■ RECORDS
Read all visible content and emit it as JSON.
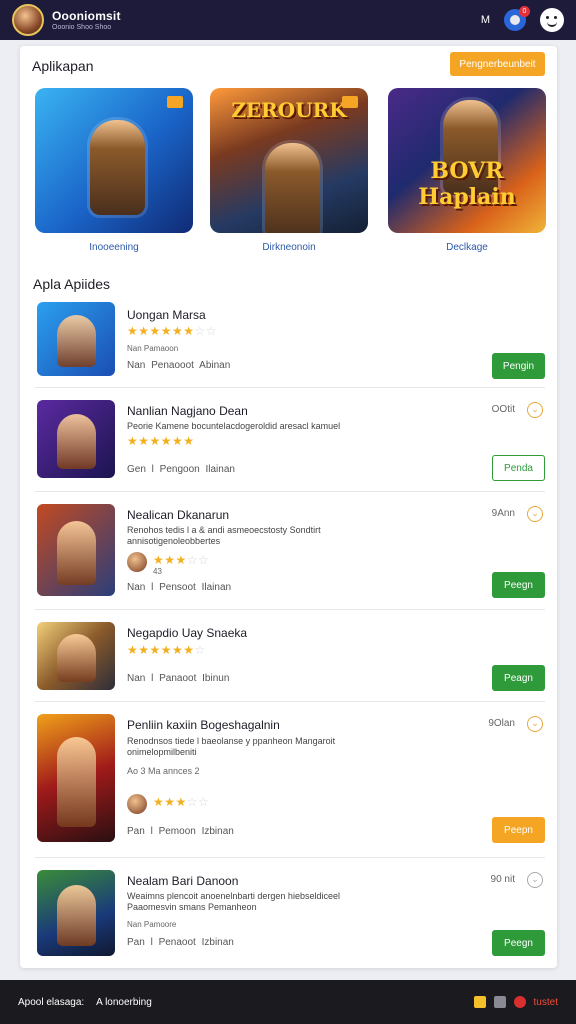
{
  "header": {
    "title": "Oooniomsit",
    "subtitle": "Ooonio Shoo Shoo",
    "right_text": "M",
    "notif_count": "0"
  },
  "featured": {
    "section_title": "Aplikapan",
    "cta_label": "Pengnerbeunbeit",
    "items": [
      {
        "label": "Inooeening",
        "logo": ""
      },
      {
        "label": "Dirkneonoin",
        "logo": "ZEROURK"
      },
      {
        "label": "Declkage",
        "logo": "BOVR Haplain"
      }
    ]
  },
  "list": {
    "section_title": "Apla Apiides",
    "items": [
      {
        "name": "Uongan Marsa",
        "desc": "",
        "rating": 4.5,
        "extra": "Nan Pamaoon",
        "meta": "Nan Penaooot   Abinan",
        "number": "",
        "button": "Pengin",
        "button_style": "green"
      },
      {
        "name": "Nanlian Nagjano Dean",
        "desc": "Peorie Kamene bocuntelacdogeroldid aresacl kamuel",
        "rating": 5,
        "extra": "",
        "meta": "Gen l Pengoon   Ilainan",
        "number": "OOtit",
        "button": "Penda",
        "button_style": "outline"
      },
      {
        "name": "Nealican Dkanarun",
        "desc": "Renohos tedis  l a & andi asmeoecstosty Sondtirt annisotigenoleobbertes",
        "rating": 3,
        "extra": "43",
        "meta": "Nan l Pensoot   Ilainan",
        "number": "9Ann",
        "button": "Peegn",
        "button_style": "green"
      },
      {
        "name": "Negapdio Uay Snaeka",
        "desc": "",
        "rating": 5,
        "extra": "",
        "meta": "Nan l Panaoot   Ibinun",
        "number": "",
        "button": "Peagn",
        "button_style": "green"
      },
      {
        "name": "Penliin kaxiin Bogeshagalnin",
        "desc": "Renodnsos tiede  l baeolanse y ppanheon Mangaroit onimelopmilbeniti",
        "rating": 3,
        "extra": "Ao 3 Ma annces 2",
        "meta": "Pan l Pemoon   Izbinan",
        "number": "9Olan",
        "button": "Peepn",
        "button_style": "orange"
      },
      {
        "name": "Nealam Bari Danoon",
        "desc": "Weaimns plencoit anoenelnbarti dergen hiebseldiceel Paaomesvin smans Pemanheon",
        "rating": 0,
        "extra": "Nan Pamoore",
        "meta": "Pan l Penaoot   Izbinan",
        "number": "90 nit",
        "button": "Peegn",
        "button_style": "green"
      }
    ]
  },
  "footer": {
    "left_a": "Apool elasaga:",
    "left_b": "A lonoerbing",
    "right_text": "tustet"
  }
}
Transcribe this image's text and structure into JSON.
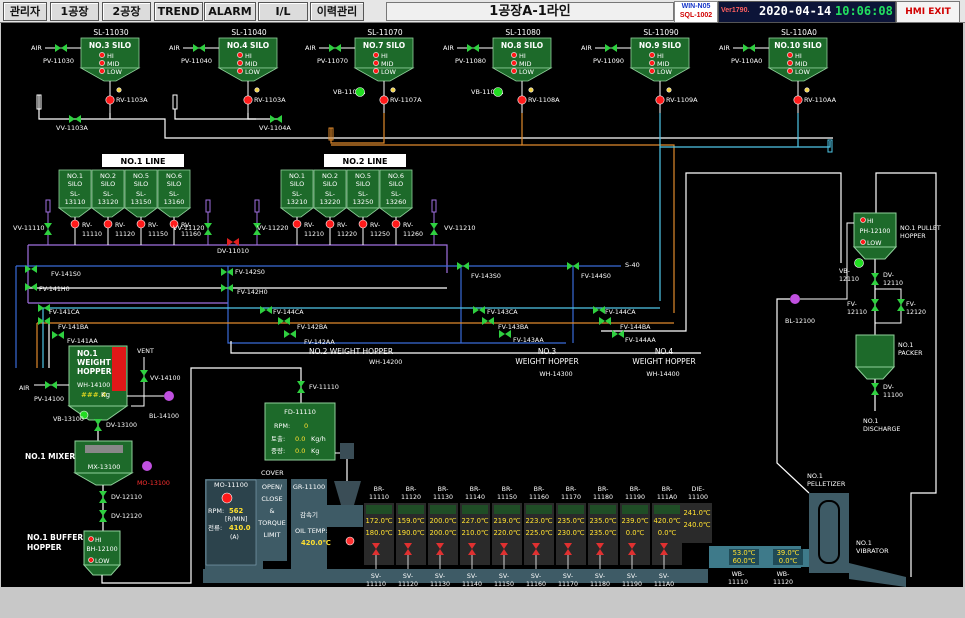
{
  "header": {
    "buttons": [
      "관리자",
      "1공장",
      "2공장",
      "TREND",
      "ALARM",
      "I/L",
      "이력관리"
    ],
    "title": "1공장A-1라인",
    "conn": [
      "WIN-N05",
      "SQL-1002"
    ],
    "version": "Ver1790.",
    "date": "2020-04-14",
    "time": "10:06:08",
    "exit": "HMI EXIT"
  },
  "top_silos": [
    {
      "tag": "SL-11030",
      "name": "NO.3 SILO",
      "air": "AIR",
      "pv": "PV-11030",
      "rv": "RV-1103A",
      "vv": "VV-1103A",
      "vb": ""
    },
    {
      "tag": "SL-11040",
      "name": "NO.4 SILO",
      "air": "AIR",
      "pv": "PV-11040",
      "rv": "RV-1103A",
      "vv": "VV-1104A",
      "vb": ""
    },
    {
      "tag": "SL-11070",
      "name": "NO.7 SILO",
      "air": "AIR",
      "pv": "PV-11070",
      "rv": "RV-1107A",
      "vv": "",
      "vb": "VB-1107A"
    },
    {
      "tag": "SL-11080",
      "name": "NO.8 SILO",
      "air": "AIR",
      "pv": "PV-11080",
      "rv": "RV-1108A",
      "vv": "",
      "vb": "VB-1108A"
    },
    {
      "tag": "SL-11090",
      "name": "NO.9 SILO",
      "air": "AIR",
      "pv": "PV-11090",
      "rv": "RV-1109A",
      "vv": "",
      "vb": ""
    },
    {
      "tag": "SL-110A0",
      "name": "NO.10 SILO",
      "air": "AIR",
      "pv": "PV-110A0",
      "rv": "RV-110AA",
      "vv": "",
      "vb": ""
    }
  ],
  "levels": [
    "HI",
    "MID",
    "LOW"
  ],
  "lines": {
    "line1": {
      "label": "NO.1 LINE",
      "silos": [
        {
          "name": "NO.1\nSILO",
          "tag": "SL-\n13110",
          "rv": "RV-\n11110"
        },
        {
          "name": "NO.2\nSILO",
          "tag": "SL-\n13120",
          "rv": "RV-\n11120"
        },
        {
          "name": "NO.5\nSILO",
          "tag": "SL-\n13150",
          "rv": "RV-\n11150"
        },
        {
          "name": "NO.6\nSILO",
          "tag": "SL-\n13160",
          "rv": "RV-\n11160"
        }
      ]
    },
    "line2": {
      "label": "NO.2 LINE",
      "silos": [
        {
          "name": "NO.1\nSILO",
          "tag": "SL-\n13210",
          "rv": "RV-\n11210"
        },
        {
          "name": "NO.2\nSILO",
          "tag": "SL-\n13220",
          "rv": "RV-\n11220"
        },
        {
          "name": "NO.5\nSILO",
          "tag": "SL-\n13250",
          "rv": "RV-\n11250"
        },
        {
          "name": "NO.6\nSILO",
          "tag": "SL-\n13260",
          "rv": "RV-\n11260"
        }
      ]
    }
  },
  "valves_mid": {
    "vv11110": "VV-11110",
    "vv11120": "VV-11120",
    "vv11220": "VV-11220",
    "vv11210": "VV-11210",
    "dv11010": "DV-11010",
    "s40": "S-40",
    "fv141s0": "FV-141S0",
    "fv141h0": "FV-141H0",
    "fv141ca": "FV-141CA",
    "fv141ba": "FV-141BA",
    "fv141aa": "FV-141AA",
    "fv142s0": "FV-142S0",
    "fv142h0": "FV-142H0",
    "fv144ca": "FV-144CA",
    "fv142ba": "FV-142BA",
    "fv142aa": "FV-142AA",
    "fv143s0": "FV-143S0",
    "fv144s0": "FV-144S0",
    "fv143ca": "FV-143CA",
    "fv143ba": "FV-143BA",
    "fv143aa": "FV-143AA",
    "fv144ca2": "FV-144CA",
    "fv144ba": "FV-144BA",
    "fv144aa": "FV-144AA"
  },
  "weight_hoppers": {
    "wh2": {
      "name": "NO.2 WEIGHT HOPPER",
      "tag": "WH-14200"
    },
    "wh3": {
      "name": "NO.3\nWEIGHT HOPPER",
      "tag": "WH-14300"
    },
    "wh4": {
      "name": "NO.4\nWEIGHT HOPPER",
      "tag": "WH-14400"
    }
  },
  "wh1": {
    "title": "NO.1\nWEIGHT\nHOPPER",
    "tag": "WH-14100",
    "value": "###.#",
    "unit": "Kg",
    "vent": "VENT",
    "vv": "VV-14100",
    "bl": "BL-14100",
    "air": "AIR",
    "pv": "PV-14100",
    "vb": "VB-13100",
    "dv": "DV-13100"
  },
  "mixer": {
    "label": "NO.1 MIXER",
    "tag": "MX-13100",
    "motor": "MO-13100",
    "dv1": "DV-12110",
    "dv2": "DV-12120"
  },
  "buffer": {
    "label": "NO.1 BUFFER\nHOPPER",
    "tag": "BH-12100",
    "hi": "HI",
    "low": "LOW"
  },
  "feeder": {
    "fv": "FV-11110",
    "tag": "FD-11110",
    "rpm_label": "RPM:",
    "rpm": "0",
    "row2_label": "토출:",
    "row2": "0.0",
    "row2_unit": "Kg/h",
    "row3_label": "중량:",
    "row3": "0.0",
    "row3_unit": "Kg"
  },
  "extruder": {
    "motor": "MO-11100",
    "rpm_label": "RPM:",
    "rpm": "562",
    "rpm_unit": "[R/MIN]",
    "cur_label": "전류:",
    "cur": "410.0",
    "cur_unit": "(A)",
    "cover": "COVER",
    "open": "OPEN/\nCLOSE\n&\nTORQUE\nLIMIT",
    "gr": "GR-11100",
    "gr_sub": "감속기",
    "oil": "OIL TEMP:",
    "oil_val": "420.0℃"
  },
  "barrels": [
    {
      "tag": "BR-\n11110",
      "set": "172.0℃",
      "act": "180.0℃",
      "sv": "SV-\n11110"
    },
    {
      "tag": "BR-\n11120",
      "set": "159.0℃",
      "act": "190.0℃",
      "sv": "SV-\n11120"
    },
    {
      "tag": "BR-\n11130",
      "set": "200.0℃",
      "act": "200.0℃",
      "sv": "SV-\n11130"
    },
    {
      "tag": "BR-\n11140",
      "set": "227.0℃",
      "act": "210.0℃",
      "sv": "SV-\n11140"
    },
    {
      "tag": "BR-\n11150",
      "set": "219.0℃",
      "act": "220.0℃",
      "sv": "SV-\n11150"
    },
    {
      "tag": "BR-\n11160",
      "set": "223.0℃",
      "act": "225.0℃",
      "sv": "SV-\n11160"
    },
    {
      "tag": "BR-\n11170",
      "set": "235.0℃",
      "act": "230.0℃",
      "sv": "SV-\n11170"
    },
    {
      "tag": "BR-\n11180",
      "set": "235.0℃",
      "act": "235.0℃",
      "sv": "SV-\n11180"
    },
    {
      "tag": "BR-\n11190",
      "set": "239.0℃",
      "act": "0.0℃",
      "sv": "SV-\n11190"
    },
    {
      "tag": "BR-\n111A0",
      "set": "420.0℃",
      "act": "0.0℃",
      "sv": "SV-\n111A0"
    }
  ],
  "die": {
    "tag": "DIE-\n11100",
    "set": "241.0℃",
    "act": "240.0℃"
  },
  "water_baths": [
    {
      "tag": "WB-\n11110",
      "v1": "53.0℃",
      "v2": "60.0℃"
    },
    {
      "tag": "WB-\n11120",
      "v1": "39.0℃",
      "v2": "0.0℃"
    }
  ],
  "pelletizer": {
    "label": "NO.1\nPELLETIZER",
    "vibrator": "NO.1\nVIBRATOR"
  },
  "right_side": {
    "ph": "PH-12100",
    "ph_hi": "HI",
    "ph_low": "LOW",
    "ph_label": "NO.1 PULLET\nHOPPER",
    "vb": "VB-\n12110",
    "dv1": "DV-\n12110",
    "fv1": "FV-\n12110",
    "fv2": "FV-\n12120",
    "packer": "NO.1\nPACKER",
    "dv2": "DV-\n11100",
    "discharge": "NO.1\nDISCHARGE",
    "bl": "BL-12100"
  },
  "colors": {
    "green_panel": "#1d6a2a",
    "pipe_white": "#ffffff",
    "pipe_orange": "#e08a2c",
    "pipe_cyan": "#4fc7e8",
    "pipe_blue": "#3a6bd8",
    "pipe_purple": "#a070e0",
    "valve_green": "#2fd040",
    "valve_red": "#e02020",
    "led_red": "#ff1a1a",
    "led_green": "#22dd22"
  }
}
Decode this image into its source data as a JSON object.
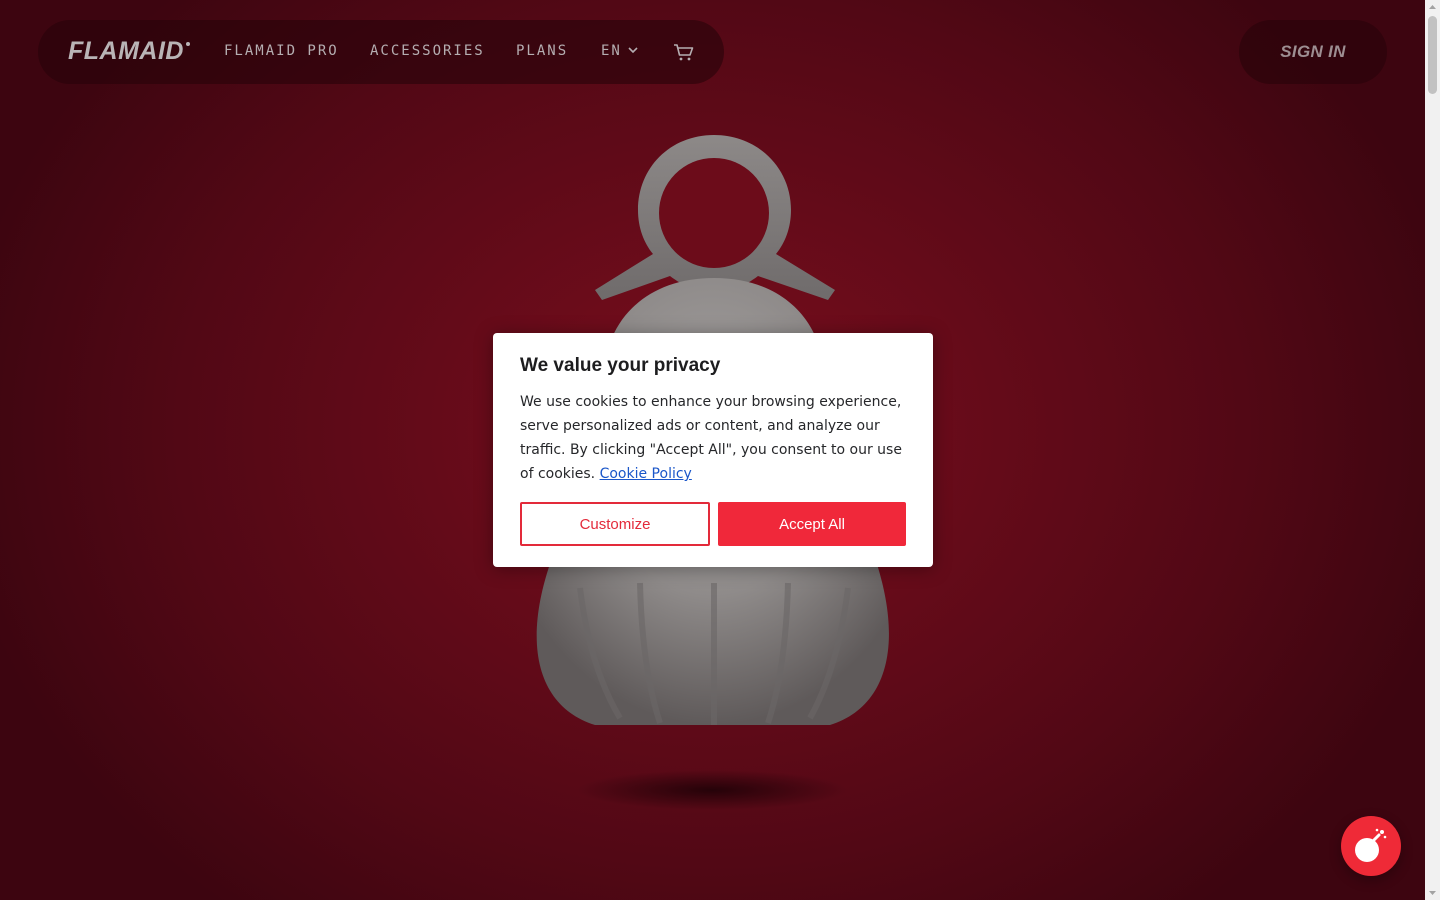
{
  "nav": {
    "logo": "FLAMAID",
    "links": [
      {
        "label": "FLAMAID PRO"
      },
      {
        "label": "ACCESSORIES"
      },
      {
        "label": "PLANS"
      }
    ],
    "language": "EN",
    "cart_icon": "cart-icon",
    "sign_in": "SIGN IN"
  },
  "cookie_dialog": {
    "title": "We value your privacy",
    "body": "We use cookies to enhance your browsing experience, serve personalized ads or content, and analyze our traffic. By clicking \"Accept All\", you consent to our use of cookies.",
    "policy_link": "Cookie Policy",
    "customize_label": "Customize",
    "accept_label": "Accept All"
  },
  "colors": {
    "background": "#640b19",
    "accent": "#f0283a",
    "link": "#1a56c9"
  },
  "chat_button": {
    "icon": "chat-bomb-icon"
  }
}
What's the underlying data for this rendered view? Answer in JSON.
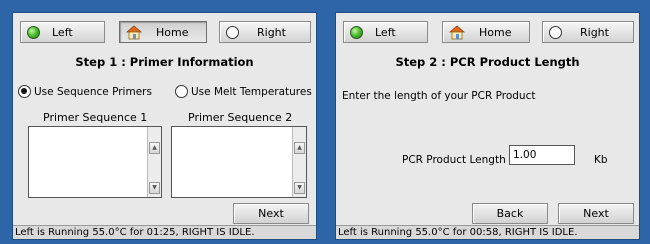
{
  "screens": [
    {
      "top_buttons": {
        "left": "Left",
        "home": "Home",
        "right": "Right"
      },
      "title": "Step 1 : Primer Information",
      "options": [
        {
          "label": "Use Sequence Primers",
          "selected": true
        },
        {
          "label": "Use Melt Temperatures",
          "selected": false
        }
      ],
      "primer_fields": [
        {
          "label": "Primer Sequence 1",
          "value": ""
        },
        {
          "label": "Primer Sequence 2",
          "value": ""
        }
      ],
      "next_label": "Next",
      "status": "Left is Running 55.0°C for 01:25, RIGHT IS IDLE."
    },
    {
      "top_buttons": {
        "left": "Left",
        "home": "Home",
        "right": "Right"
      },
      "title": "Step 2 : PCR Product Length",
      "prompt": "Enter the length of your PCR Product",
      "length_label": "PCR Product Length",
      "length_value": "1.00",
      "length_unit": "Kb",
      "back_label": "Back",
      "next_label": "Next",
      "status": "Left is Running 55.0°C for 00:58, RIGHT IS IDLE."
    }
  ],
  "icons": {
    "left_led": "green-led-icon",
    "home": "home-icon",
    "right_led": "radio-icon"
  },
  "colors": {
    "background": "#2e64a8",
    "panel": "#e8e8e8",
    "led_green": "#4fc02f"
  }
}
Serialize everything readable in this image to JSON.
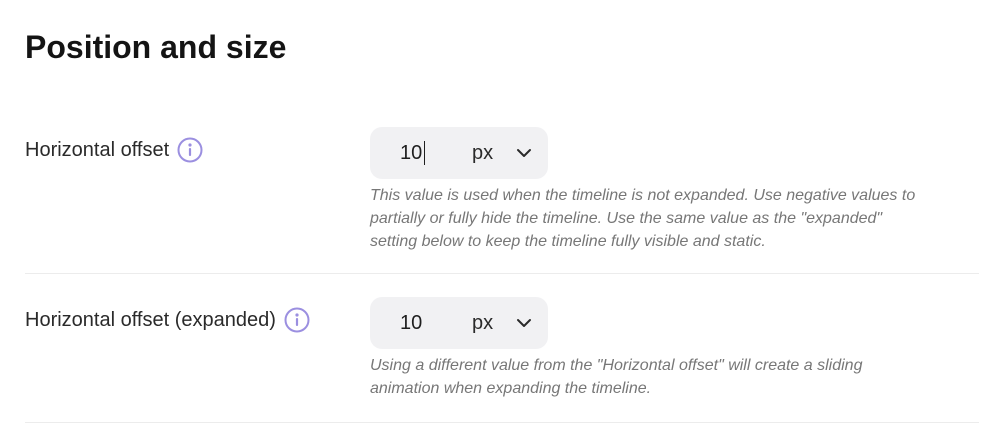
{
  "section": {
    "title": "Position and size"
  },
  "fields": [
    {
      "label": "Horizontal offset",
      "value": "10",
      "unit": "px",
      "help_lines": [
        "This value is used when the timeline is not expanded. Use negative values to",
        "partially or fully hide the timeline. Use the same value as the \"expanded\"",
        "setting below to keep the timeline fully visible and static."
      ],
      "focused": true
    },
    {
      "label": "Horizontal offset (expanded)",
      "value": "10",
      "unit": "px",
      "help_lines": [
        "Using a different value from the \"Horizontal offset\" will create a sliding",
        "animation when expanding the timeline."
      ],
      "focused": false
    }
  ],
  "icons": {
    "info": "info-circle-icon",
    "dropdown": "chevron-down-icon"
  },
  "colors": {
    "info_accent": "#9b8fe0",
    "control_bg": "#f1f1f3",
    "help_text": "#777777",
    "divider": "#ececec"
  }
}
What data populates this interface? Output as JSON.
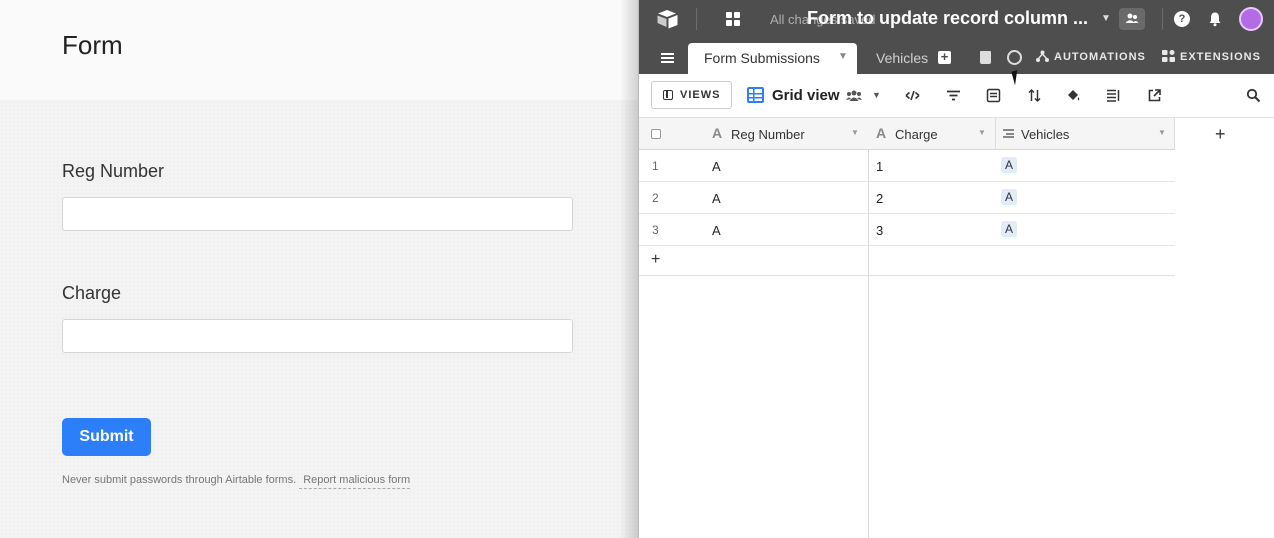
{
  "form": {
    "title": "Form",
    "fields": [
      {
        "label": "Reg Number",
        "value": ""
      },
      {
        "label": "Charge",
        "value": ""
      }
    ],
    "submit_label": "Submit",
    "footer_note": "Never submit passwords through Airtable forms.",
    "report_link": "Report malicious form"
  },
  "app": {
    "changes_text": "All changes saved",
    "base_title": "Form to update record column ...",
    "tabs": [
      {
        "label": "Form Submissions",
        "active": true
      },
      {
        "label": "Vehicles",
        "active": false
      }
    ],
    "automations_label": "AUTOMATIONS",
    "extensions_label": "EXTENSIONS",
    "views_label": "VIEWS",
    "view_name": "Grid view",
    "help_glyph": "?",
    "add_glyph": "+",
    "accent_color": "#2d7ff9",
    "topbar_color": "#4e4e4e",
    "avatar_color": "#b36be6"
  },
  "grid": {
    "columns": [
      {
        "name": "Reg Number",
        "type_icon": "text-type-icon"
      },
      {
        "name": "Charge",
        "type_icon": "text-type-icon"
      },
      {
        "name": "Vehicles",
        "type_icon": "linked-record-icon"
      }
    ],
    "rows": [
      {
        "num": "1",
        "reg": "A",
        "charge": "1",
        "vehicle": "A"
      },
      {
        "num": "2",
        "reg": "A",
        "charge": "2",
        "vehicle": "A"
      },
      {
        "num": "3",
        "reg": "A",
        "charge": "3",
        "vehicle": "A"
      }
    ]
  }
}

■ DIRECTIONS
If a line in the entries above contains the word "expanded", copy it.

■ TASK RESPONSE
        "This value is used when the timeline is not expanded. Use negative values to",
        "partially or fully hide the timeline. Use the same value as the \"expanded\"",
      "label": "Horizontal offset (expanded)",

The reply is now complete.